Task directions :: Exact reproduction of all the entries is required, without any of their pictures.

[Items from an interface collection]
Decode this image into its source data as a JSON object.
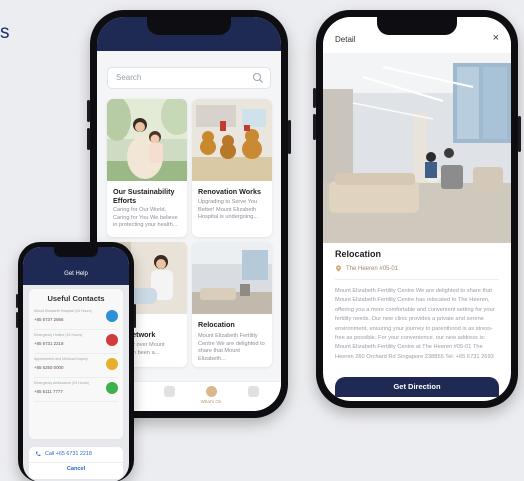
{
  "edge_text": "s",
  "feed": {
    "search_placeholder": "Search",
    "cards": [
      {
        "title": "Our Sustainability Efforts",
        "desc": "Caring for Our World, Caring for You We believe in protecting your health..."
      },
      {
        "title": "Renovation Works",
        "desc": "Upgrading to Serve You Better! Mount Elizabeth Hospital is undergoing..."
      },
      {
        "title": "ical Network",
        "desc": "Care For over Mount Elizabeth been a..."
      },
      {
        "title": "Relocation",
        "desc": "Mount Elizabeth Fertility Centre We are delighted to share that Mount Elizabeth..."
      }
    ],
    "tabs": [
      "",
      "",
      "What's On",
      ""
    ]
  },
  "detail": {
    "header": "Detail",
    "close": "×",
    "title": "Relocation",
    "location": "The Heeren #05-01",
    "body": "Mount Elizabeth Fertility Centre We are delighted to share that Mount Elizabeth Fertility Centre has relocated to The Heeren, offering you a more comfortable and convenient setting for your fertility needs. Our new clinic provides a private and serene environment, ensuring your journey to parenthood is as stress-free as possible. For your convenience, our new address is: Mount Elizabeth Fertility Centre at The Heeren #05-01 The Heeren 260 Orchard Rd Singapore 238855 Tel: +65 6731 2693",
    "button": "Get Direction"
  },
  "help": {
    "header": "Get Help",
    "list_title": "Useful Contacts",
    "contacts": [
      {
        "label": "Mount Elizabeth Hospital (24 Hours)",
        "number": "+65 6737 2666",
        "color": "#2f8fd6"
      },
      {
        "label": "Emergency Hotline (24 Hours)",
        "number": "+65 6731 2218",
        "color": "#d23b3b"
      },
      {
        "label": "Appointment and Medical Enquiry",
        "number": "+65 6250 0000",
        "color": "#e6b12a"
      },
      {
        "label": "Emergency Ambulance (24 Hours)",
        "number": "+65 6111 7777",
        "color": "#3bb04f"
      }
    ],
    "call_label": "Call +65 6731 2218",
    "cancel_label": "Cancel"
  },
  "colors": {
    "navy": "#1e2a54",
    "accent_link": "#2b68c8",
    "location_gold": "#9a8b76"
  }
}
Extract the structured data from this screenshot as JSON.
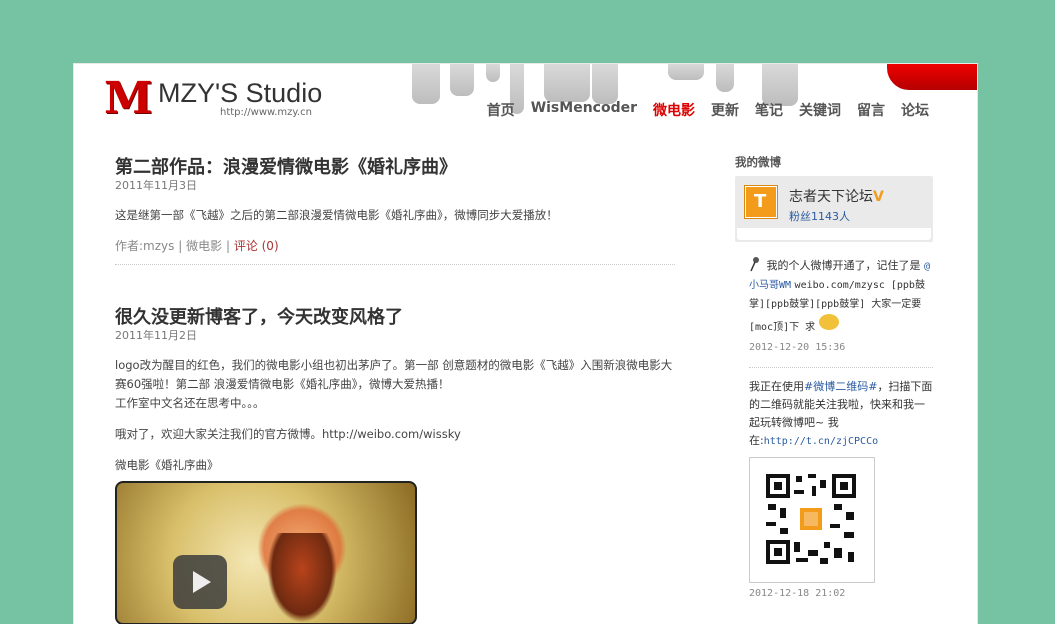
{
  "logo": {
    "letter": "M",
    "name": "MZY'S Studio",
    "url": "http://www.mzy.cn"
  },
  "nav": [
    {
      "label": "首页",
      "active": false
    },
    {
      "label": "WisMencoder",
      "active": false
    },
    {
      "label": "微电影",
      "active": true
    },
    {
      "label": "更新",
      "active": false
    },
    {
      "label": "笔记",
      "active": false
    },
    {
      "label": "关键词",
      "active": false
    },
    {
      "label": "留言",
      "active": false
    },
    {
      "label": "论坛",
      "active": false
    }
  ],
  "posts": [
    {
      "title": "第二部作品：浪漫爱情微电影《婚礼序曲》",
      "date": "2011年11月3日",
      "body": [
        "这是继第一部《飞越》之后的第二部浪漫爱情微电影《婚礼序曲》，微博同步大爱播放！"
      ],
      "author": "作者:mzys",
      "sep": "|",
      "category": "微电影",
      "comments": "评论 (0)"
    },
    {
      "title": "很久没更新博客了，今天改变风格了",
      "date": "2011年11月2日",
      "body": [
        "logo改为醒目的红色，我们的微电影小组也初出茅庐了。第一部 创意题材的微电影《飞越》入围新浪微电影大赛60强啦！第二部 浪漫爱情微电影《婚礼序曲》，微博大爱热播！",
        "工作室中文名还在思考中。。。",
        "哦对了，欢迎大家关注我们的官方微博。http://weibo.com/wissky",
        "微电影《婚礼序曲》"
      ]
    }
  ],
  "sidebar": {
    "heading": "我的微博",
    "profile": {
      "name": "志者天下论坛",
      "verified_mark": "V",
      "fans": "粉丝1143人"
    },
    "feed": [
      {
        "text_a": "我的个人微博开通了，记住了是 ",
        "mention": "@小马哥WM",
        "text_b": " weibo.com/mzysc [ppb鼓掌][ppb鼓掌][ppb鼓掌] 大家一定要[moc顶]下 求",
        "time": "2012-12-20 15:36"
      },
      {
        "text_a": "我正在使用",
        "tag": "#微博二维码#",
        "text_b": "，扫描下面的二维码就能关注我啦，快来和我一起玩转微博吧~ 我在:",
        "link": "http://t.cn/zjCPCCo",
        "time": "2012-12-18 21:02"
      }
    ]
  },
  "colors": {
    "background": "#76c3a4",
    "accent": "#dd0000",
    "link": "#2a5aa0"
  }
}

Task result ::
Decode this image into its source data as a JSON object.
{
  "edge_text": "s",
  "feed": {
    "search_placeholder": "Search",
    "cards": [
      {
        "title": "Our Sustainability Efforts",
        "desc": "Caring for Our World, Caring for You We believe in protecting your health..."
      },
      {
        "title": "Renovation Works",
        "desc": "Upgrading to Serve You Better! Mount Elizabeth Hospital is undergoing..."
      },
      {
        "title": "ical Network",
        "desc": "Care For over Mount Elizabeth been a..."
      },
      {
        "title": "Relocation",
        "desc": "Mount Elizabeth Fertility Centre We are delighted to share that Mount Elizabeth..."
      }
    ],
    "tabs": [
      "",
      "",
      "What's On",
      ""
    ]
  },
  "detail": {
    "header": "Detail",
    "close": "×",
    "title": "Relocation",
    "location": "The Heeren #05-01",
    "body": "Mount Elizabeth Fertility Centre We are delighted to share that Mount Elizabeth Fertility Centre has relocated to The Heeren, offering you a more comfortable and convenient setting for your fertility needs. Our new clinic provides a private and serene environment, ensuring your journey to parenthood is as stress-free as possible. For your convenience, our new address is: Mount Elizabeth Fertility Centre at The Heeren #05-01 The Heeren 260 Orchard Rd Singapore 238855 Tel: +65 6731 2693",
    "button": "Get Direction"
  },
  "help": {
    "header": "Get Help",
    "list_title": "Useful Contacts",
    "contacts": [
      {
        "label": "Mount Elizabeth Hospital (24 Hours)",
        "number": "+65 6737 2666",
        "color": "#2f8fd6"
      },
      {
        "label": "Emergency Hotline (24 Hours)",
        "number": "+65 6731 2218",
        "color": "#d23b3b"
      },
      {
        "label": "Appointment and Medical Enquiry",
        "number": "+65 6250 0000",
        "color": "#e6b12a"
      },
      {
        "label": "Emergency Ambulance (24 Hours)",
        "number": "+65 6111 7777",
        "color": "#3bb04f"
      }
    ],
    "call_label": "Call +65 6731 2218",
    "cancel_label": "Cancel"
  },
  "colors": {
    "navy": "#1e2a54",
    "accent_link": "#2b68c8",
    "location_gold": "#9a8b76"
  }
}
Extract the structured data from this screenshot as JSON.
{
  "logo": {
    "letter": "M",
    "name": "MZY'S Studio",
    "url": "http://www.mzy.cn"
  },
  "nav": [
    {
      "label": "首页",
      "active": false
    },
    {
      "label": "WisMencoder",
      "active": false
    },
    {
      "label": "微电影",
      "active": true
    },
    {
      "label": "更新",
      "active": false
    },
    {
      "label": "笔记",
      "active": false
    },
    {
      "label": "关键词",
      "active": false
    },
    {
      "label": "留言",
      "active": false
    },
    {
      "label": "论坛",
      "active": false
    }
  ],
  "posts": [
    {
      "title": "第二部作品：浪漫爱情微电影《婚礼序曲》",
      "date": "2011年11月3日",
      "body": [
        "这是继第一部《飞越》之后的第二部浪漫爱情微电影《婚礼序曲》，微博同步大爱播放！"
      ],
      "author": "作者:mzys",
      "sep": "|",
      "category": "微电影",
      "comments": "评论 (0)"
    },
    {
      "title": "很久没更新博客了，今天改变风格了",
      "date": "2011年11月2日",
      "body": [
        "logo改为醒目的红色，我们的微电影小组也初出茅庐了。第一部 创意题材的微电影《飞越》入围新浪微电影大赛60强啦！第二部 浪漫爱情微电影《婚礼序曲》，微博大爱热播！",
        "工作室中文名还在思考中。。。",
        "哦对了，欢迎大家关注我们的官方微博。http://weibo.com/wissky",
        "微电影《婚礼序曲》"
      ]
    }
  ],
  "sidebar": {
    "heading": "我的微博",
    "profile": {
      "name": "志者天下论坛",
      "verified_mark": "V",
      "fans": "粉丝1143人"
    },
    "feed": [
      {
        "text_a": "我的个人微博开通了，记住了是 ",
        "mention": "@小马哥WM",
        "text_b": " weibo.com/mzysc [ppb鼓掌][ppb鼓掌][ppb鼓掌] 大家一定要[moc顶]下 求",
        "time": "2012-12-20 15:36"
      },
      {
        "text_a": "我正在使用",
        "tag": "#微博二维码#",
        "text_b": "，扫描下面的二维码就能关注我啦，快来和我一起玩转微博吧~ 我在:",
        "link": "http://t.cn/zjCPCCo",
        "time": "2012-12-18 21:02"
      }
    ]
  },
  "colors": {
    "background": "#76c3a4",
    "accent": "#dd0000",
    "link": "#2a5aa0"
  }
}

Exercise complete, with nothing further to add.